JK: On the first point, I agree with what Timothy Williamson said about it in his review in The Times Literary Supplement. Basically, as far as I or Williamson can tell, Unger characterizes ‘empty’ (or ‘concretely empty’) in such a way that to say that metaphysicians’ claims are empty is simply to say that they don’t purport to provide any contingent information about concrete reality. Metaphysicians who knowingly make such claims should happily agree that they are doing so and note that the fact that a claim is empty in Unger’s sense is no reason for rejecting it or not taking it seriously. As Williamson points out, using a different example, what Unger does here is rather like my defining ‘bad book’ to mean book not written by me and then expecting it to sting when I tell you that your new book is bad.

I’d add that a lot of what philosophers of language say won’t be empty even in Unger’s sense, since to say things about what human languages are like is often to say something contingent about concrete reality.

As to Heil, it seems that the notion of a proposition he rejects is the classical notion. I looked up his 3am interview and he talked of “mysterious timeless entities with built-in meanings”. As I said earlier, I reject that view of propositions too. I just think there is a better view.

3:AM: Ernie Lepore claims that philosophy of language is going through a mini renaissance. Do you agree and if so, why do you say this?
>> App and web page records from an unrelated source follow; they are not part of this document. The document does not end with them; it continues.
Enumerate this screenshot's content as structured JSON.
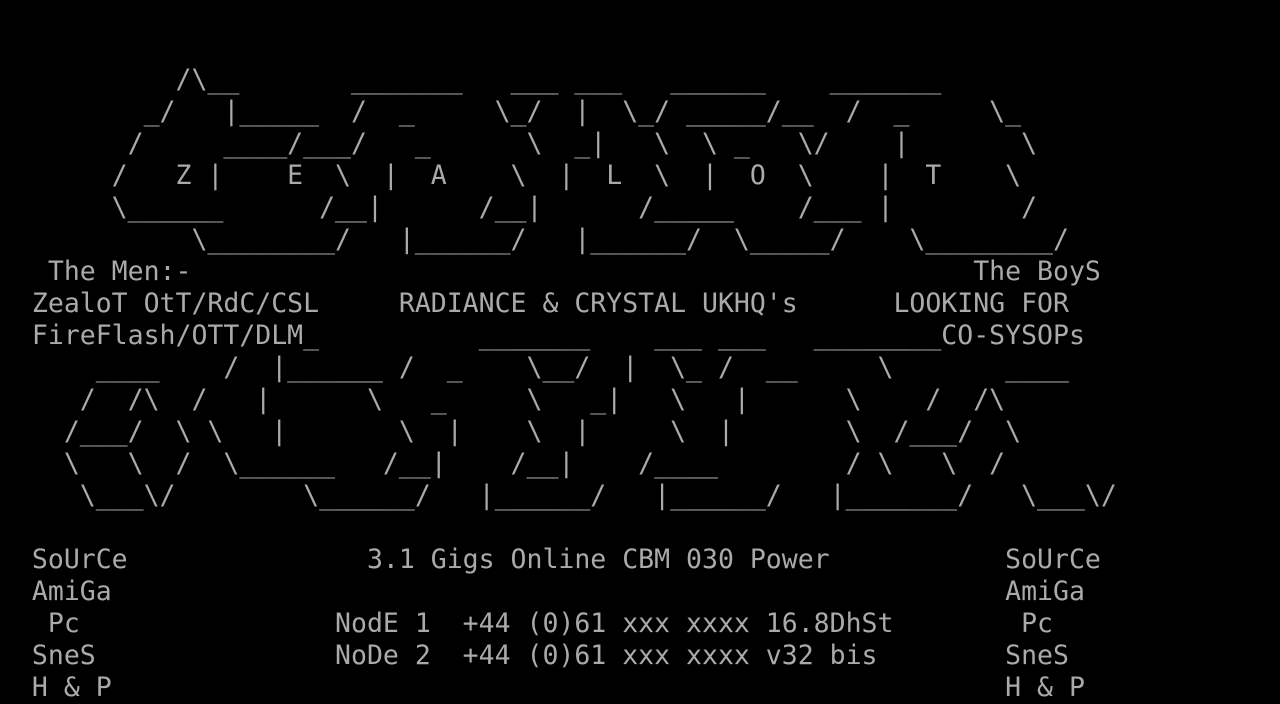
{
  "screen": {
    "foreground": "#aaaaaa",
    "background": "#000000",
    "lines": [
      "",
      "           /\\__       _______   ___ ___   ______    _______",
      "         _/   |_____  /  _     \\_/  |  \\_/ _____/__  /  _     \\_",
      "        /     ____/___/   _      \\  _|   \\  \\ _   \\/    |       \\",
      "       /   Z |    E  \\  |  A    \\  |  L  \\  |  O  \\    |  T    \\",
      "       \\______      /__|      /__|      /_____    /___ |        /",
      "            \\________/   |______/   |______/  \\_____/    \\________/",
      "   The Men:-                                                 The BoyS",
      "  ZealoT OtT/RdC/CSL     RADIANCE & CRYSTAL UKHQ's      LOOKING FOR",
      "  FireFlash/OTT/DLM_          _______    ___ ___   ________CO-SYSOPs",
      "      ____    /  |______ /  _    \\__/  |  \\_ /  __     \\       ____",
      "     /  /\\  /   |      \\   _     \\   _|   \\   |      \\    /  /\\",
      "    /___/  \\ \\   |       \\  |    \\  |     \\  |       \\  /___/  \\",
      "    \\   \\  /  \\______   /__|    /__|    /____        / \\   \\  /",
      "     \\___\\/        \\______/   |______/   |______/   |_______/   \\___\\/",
      "",
      "  SoUrCe               3.1 Gigs Online CBM 030 Power           SoUrCe",
      "  AmiGa                                                        AmiGa",
      "   Pc                NodE 1  +44 (0)61 xxx xxxx 16.8DhSt        Pc",
      "  SneS               NoDe 2  +44 (0)61 xxx xxxx v32 bis        SneS",
      "  H & P                                                        H & P"
    ]
  }
}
JK: Oh yes, I agree completely. Simply put, the main reason is that there are just a lot of younger, very talented philosophers of language. From the level of newly minted full professors down to students working on dissertations, I just see a lot of talent out there. When I go to specialty conferences in philosophy of language and look around at the people there, I always think to myself “philosophy of language is in very good shape”. It gives me a really good feeling about the field. I’d name names, but I would inevitably forget people and then feel horrible about it.

3:AM: And finally are there five books you could recommend to the readers here at 3:AM Magazine who want to go further into your philosophical world?

JK: I’ll stick to old school backgroundy stuff since anything a lot more recent would presuppose a lot of that stuff anyway.

The Semantics of Definite and Indefinite Noun Phrases, Irene Heim
Papers on Philosophical Logic, David Lewis (especially Chapters1-3)
Context and Content, Robert Stalnaker
Demonstratives, David Kaplan (ok, not literally a book, but very book-like)
Modals and Conditionals, Angelika Kratzer (ok, a relatively recent book, but it collects old classics)

I’ll end with a shout out to Grice’s Studies in the Way of Words!

Richard Marshall is still biding his time.

Buy his book here to keep him biding!

First published in 3:AM Magazine: Sunday, April 19th, 2015.